Big Country Info Big Country Info


24 September 2017

Click here to download episode

See You – song DEEP DIVE by Svein and Tom

  • The double A-side single, reflections on this phenomenon, and thoughts on the single choice.
  • Breakdown of the writing and demoing of the song.
  • The “band” version of the demo vs the “orchestral” arrangement of the finished version, and other differences/song developments.
  • The strings get analysed, dissected, and thrashed.
  • The vocal style – unique enunciations and more American pronunciations? Also discussing Eddi Reader’s backing vocals and differences with the demo.
  • Changes in public opinion of the song over the years.
  • The background of where a lot of these lyrics come from: the “See You” cards.
  • Stuart serving more as an editor than a writer?
  • 3rd vs 1st person perspective in Big Country songs.
  • A Big Country song that does not sound like Big Country.
  • Was the song chosen as a single to be “radio bait”?
  • Tom reads out his review of the song from 1999. We see if his opinions have changed after 20 years.

Speakpipe by Steve Coulter.

Perfect World – song DEEP DIVE by Tom and Svein

  • The “You Really Got Me” (the Kinks) guitar part similarity.
  • The song as a great example of what we want: the band evolving, yet still preserving a Big Country sound.
  • Examples of the great musicianship on this song, and why one of the hosts this this may be the best example of this on the album.
  • The lyrical style of the song and how well it fits the musical delivery.
  • The song’s potential Christian message, and the search for perfection which in Christian terms can only be reached through God.
  • The bridge – the rise and fall of humanity described in eight lines!
  • The demo background and breakdown.
  • The “rock” moment on the album – also more of a “band” moment as far as jamming up the song?
  • Several possible scenarios that could fit the lyrics of the song – all tying into looking for something, and the perfect version of it.
  • Differences between previous songs in this vein – where he is looking for something special and unique - and how this one is very different in approach and feeling.
  • One of very few Big Country songs which ends on a 100% positive note? The only one?
  • Tom reads out his review of the song from 1999. We see if his opinions have changed after 20 years.

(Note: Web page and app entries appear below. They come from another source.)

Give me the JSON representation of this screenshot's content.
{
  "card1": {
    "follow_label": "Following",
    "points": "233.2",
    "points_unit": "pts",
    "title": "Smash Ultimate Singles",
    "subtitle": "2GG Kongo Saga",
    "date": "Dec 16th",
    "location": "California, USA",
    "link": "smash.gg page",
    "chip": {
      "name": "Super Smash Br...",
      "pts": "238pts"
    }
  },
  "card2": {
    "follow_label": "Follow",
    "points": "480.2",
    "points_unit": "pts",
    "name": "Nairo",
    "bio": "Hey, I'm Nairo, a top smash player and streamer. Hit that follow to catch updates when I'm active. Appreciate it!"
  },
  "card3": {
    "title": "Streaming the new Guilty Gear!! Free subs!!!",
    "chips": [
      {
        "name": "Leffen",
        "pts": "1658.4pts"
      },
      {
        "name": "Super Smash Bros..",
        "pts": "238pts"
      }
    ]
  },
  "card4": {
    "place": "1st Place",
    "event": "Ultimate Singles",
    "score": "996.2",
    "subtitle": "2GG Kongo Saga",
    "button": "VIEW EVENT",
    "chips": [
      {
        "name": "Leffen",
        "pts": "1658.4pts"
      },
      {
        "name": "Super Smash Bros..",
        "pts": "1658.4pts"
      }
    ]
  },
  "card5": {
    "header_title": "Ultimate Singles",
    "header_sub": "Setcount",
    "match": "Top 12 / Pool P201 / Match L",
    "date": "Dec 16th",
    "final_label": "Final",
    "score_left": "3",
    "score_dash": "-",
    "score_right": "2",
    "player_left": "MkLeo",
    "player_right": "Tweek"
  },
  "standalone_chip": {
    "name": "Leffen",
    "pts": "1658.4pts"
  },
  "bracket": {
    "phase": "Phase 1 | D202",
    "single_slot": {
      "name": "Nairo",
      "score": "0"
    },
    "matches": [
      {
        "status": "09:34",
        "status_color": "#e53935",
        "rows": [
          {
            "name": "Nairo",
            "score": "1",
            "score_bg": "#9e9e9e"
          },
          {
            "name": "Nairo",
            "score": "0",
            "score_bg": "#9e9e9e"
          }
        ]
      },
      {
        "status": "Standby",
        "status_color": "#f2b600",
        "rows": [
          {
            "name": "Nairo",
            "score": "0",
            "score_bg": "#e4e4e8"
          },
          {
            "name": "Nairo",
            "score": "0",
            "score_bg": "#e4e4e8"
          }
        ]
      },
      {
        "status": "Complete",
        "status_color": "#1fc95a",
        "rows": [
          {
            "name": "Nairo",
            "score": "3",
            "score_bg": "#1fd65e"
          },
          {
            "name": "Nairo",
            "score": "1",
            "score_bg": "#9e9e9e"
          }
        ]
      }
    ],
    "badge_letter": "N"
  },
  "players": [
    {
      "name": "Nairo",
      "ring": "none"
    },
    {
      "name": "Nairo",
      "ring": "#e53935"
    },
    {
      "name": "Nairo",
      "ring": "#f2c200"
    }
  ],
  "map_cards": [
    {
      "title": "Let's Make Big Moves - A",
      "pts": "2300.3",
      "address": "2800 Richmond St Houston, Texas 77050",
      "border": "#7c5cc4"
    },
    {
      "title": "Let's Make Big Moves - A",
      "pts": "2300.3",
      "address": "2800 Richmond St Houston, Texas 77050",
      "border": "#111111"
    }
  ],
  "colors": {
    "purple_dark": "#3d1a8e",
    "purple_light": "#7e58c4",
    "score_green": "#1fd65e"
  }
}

Speakpipes from Ayelet Sackstein and Cara Cuiule.

Somebody Else – song DEEP DIVE by Svein and Tom

  • The third and final single from the album. We discuss its performance, its late release date, and what they possibly could have expected from it. Tom refers to the release as a “hail Mary” and explains what that means.
  • The demo background and breakdown.
  • We explore the Ray Davies connection a bit deeper – how the initial Glastonbury gig happened, how it led to two song co-writes, rehearsals and demo sessions with Ray, and Ray’s potential producer role and record deal.
  • The Ray vs Stuart elements of the song – how much comes from each one of them? Who wrote each part, was it more a musical or lyrical partnership?
  • Looking at the subject matter, the song is often taken as an almost autobiographical song by Stuart. At the same time, the writing style is not one he often used and there is a strong Ray element.
  • Somebody Else is filled with tongue-in-cheek humour, sarcasm and cynicism. These are typical Ray writing tools, but the topic feels like Stuart’s, and is likely an example of the best of both worlds.
  • An example of Ray writing an almost identical (but much more heartfelt) song thematically – “Property” by The Kinks from the State of Confusion album (1983).
  • The lyrics describe a guy looking through stuff after a breakup, commenting wryly on the items he comes across and the memories they spark.
  • The crux of the song - the lines in the chorus, the “somebody else” that he sings to, and how that could be a clue to what happened to the couple in the song.
  • The song writing – how the song consists of several parts, and how it flows from part to part in a unique way. There are several bridges and links, and what exactly is the chorus? Many catchy parts, cleverly linked together.
  • The hosts agree on it being a good song, but not necessarily on it being a Big Country song. Some good discussion follows.
  • We discuss Tom’s Big Country snobbery, which leads to Tom reading out his review of the song from 1999 to see if it was on the same level 20 years earlier as well.
  • Stuart’s interesting change of lyrics live re: the Talking Heads line in the song.

Speakpipe by Neuren Pietersen.